Our prison law barristers have also undertaken a series of cutting edge challenges before the Supreme Court and European Court of Human Rights seeking justice for those held in detention. Our criminal appeals team also regularly advise on statutory compensation claims for miscarriages of justice, as well as out of time appeals against conviction and sentence.

We advise clients and pursue legal challenges on a range of prison law matters including:

  • Human Rights Act challenges
  • Security categorisation and re-categorisation decisions
  • Prison conditions, treatment and policy
  • Access to prison Mother & Baby Units
  • Representation before the Parole Board and Independent Adjudicator
  • Release and recall
  • Licence conditions
  • Sentence (mis)calculation
  • Statutory compensation following miscarriages of justice
  • Conviction and sentence appeals, including out of time appeals and appeals following CCRC referrals
  • Damages claims against the Ministry of Justice for unlawful detention and discrimination

To find out more about how we can help in your case, contact contact Emma Manning, Civil Practice Manager, on 020 7993 7642 or

What Others Say

“Members of Garden Court Chambers are very good at representing vulnerable clients with complex needs.” Legal 500

“Garden Court Chambers boasts an impressive selection of silks and juniors offering broad-ranging expertise in the field of civil liberties and human rights. The set enjoys a strong reputation for claimants challenging the actions of public bodies.” Chambers UK Bar Guide

Notable cases

Significant prison law cases from the higher courts:

R (Joanna Dennehy) v SSJ and Sodexo Ltd [2016] EWHC 1219 (Admin)
A challenge to the prolonged segregation of Joanna Dennehy (only the third woman ever to receive a whole life tariff) on statutory and ECHR grounds.

R (on the application of Whiston) v Secretary of State Justice [2014] UKSC 39
The question raised on this appeal was whether a person released from prison on HDC, and then recalled to prison under section 255 of the CJA 2003 has rights pursuant to Article 5(4) of the ECHR . More broadly, the appeal raises the issue of how far it is open to a person who is still serving a sentence imposed by a court to invoke article 5(4).

R (Gilbert) v Secretary of State for Justice & The Parole Board (Interested Party) [2015] EWHC 927 (Admin)
A successful challenge on behalf of an indeterminate prisoner to the Secretary of State’s ‘absconder’ policy which was at odds with the statutory Directions to the Parole Board and published Prison Service Instructions. The Court declared the operative part of the policy to be unlawful.

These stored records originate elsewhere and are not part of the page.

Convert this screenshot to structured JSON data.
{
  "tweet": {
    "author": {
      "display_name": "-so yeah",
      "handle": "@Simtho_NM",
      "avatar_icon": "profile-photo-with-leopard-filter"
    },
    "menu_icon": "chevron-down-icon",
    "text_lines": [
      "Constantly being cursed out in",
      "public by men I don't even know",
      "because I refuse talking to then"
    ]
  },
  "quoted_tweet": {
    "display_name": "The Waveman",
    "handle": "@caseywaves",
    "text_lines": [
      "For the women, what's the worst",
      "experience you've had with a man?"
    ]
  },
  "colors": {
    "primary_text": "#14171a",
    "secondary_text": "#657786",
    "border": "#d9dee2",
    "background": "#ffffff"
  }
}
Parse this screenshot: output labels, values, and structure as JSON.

R (on the application of WB) (2) W (A Child By His Litigation Friend the OS) v SSJ [2014] EWHC  1696 (Admin)
Successful judicial review of a prison’s refusal of a place in a Mother and Baby Unit (MBU) to a pregnant prisoner. The baby was taken from her at birth. Her challenge was brought on three bases, the main one being that her procedural rights under Article 8 ECHR had been breached.

R (Chester) v Secretary of State for Justice [2013] 3 W.L.R. 1076
Supreme Court followed ECtHR that blanket ban on prisoners voting is incompatible with Article 3 of Protocol No. 1 ECHR.

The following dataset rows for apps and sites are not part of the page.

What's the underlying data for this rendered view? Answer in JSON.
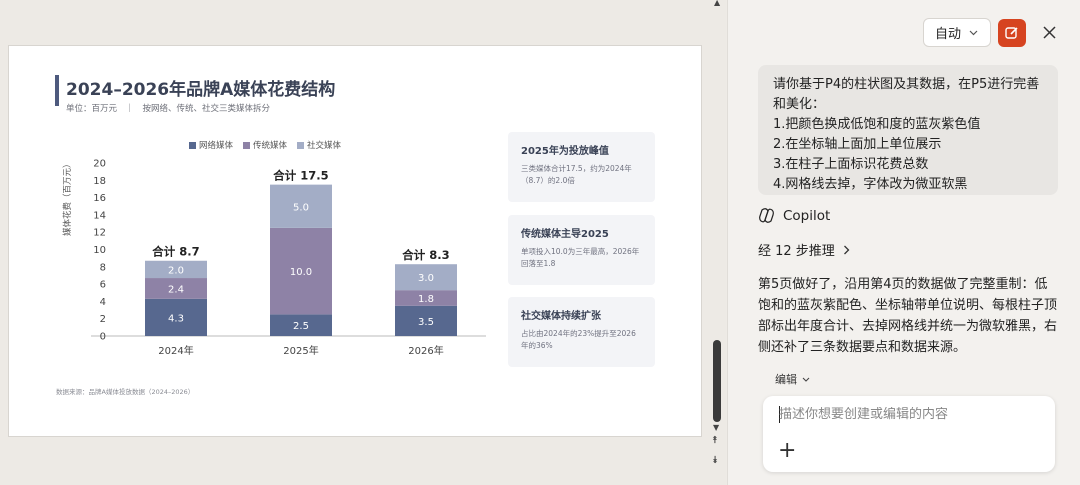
{
  "slide": {
    "title": "2024–2026年品牌A媒体花费结构",
    "subtitle": "单位：百万元　｜　按网络、传统、社交三类媒体拆分",
    "legend": [
      {
        "label": "网络媒体",
        "color": "#57688f"
      },
      {
        "label": "传统媒体",
        "color": "#8e82a6"
      },
      {
        "label": "社交媒体",
        "color": "#a3adc6"
      }
    ],
    "y_title": "媒体花费（百万元）",
    "source": "数据来源：品牌A媒体投放数据（2024–2026）",
    "cards": [
      {
        "title": "2025年为投放峰值",
        "body": "三类媒体合计17.5，约为2024年（8.7）的2.0倍"
      },
      {
        "title": "传统媒体主导2025",
        "body": "单项投入10.0为三年最高，2026年回落至1.8"
      },
      {
        "title": "社交媒体持续扩张",
        "body": "占比由2024年的23%提升至2026年的36%"
      }
    ]
  },
  "chart_data": {
    "type": "bar",
    "stacked": true,
    "categories": [
      "2024年",
      "2025年",
      "2026年"
    ],
    "series": [
      {
        "name": "网络媒体",
        "values": [
          4.3,
          2.5,
          3.5
        ],
        "color": "#57688f"
      },
      {
        "name": "传统媒体",
        "values": [
          2.4,
          10.0,
          1.8
        ],
        "color": "#8e82a6"
      },
      {
        "name": "社交媒体",
        "values": [
          2.0,
          5.0,
          3.0
        ],
        "color": "#a3adc6"
      }
    ],
    "value_labels": [
      [
        "4.3",
        "2.4",
        "2.0"
      ],
      [
        "2.5",
        "10.0",
        "5.0"
      ],
      [
        "3.5",
        "1.8",
        "3.0"
      ]
    ],
    "totals": [
      "合计 8.7",
      "合计 17.5",
      "合计 8.3"
    ],
    "y_ticks": [
      "0",
      "2",
      "4",
      "6",
      "8",
      "10",
      "12",
      "14",
      "16",
      "18",
      "20"
    ],
    "ylim": [
      0,
      20
    ],
    "ylabel": "媒体花费（百万元）",
    "grid": false,
    "legend_position": "top"
  },
  "scrollbar": {
    "up": "▲",
    "down": "▼",
    "prev": "⯭",
    "next": "⯯"
  },
  "pane": {
    "mode": "自动",
    "user_message": [
      "请你基于P4的柱状图及其数据，在P5进行完善和美化：",
      "1.把颜色换成低饱和度的蓝灰紫色值",
      "2.在坐标轴上面加上单位展示",
      "3.在柱子上面标识花费总数",
      "4.网格线去掉，字体改为微亚软黑"
    ],
    "assistant_name": "Copilot",
    "reasoning": "经 12 步推理",
    "reply": "第5页做好了，沿用第4页的数据做了完整重制：低饱和的蓝灰紫配色、坐标轴带单位说明、每根柱子顶部标出年度合计、去掉网格线并统一为微软雅黑，右侧还补了三条数据要点和数据来源。",
    "edit_mode": "编辑",
    "compose_placeholder": "描述你想要创建或编辑的内容",
    "add_label": "+"
  }
}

R (Weddle) v Secretary of State for Justice [2013] EWHC 2323 (Admin)
A challenge by a pre-tariff life sentenced prisoner to the failure to provide him with offending behaviour work. The court confirmed the Secretary of State’s obligations to set realistic sentence planning targets and provide prisoners with the means to progress well in advance of their parole eligibility date.

R (McIntyre) v Parole Board [2013] EWHC 1969 (Admin)
A challenge to the Parole Board’s policy and procedure in relation to oral hearings. The case sets out for the first time the Parole Board’s duty to keep records of parole hearings and to rectify factual mistakes which may hinder prisoners’ progression.

R (Cox) v Secretary of State for Justice [2013] EWHC 2753 (Admin)
Prisoner’s finding of guilt and additional days quashed where CCTV evidence that could have assisted his case was not made available to him.

R (JM) v Secretary of State for Justice [2013] EWHC 2465 (Admin)
Challenge to the discriminatory impact of the closure of Ashfield YOI for children in the South West being moved away from their parents.

Menu